*What to work on*: Scan the lines below and report each one containing "value" by copying it.

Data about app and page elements
# # # #

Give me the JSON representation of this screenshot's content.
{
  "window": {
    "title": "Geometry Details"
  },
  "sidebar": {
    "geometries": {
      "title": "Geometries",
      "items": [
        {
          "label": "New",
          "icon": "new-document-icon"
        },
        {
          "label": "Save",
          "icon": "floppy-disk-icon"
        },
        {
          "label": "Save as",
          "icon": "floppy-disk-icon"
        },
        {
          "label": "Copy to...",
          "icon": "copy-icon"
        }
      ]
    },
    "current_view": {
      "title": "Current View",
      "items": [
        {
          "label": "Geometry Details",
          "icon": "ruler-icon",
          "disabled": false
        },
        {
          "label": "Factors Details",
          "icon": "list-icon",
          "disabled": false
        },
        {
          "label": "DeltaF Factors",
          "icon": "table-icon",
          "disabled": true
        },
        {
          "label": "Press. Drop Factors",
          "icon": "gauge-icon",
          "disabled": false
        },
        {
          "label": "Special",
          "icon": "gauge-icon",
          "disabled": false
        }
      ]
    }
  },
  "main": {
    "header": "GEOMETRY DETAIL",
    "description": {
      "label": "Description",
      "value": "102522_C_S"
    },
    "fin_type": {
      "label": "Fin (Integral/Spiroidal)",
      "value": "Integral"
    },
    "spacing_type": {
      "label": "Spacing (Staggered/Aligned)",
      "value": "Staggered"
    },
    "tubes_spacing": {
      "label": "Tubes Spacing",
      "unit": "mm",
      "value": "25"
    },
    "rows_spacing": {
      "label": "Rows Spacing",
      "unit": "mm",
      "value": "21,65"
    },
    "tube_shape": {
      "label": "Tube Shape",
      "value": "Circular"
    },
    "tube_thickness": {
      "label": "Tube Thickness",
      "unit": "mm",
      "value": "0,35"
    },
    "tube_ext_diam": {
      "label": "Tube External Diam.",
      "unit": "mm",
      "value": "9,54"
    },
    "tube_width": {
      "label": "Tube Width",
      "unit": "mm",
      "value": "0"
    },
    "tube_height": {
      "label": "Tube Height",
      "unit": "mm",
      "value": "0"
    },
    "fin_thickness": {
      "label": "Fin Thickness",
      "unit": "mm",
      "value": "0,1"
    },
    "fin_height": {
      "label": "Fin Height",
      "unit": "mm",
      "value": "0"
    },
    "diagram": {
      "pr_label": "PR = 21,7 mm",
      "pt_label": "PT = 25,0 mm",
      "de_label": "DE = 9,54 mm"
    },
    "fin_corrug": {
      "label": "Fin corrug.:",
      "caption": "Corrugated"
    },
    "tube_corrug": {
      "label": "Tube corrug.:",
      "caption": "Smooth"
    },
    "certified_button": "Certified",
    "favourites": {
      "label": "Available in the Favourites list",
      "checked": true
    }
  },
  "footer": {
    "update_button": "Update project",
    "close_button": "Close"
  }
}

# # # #

*Task result*:
      "value": "102522_C_S"
      "value": "Integral"
      "value": "Staggered"
      "value": "25"
      "value": "21,65"
      "value": "Circular"
      "value": "0,35"
      "value": "9,54"
      "value": "0"
      "value": "0"
      "value": "0,1"
      "value": "0"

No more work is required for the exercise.